In our Alliance Masterclasses we like to keep it very practical, in the sense that what we discuss in class can directly be applied to a participant’s situation. In between each lesson, we assign homework to apply the learnings to each individual situation and in the following lesson we will solicit feedback. Of course, we would like to know about our participants’ experience, but especially we are looking for learning points and areas that need further clarification.
In a recent round of feedback for one of our Alliance Masterclass, one of the participants concluded that alliance management is not Rocket Science and then others chimed in. They felt that the principles of alliance management are rather simple.
Indeed, alliance management is not Rocket Science and its principles are simple! They are simple but not easy: execution of these simple principles can be very hard.
In alliance management, you are working with a variety of stakeholders in your own organisation and in your partners’ organisations. Stakeholders are not necessarily 100% in synergy with your alliances. They will have their own interests which might not fully align with the goals of your alliances. They may also not be aware of the right alliance management principles (tip: send them to our Alliance Masterclass). A considerable amount of your time as an alliance manager will go into orchestrating your stakeholders, communicating with them, bringing and keeping them onboard and ensuring that they act in the interests of the alliance.

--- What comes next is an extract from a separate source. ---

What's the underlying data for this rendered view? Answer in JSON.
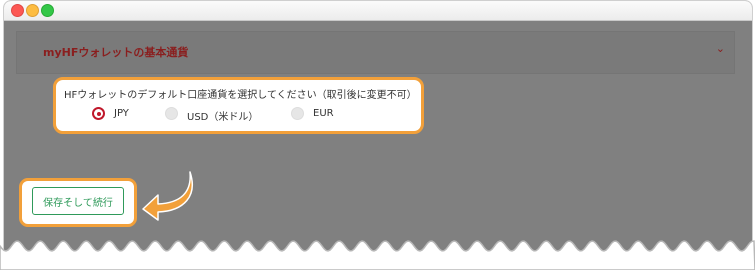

Besides that, every alliance is different; with different stakeholders, different partners and different value propositions. As such you can not simply copy and paste an approach that worked for one alliance to another. For every alliance you will need to redesign the best way to apply the simple alliance management principles. As we say in alliance management “if you have seen one alliance, you’ve seen one alliance”.
In alliance management you will have a continuing educational opportunity by learning from every alliance you’re involved in. Also, in most alliances, your stakeholders will be from all levels of the organisation in question. That will challenge your communication and relationship skills and will also enable you to have a broad overview of both your and your partner’s organisations.
Alliance management might be simple, but it’s not easy; yet it is one of the best jobs in the world! What has been your experience in applying the principles of alliance management to your alliances? Perhaps some have been more challenging than others? I’d be interested to know your thoughts.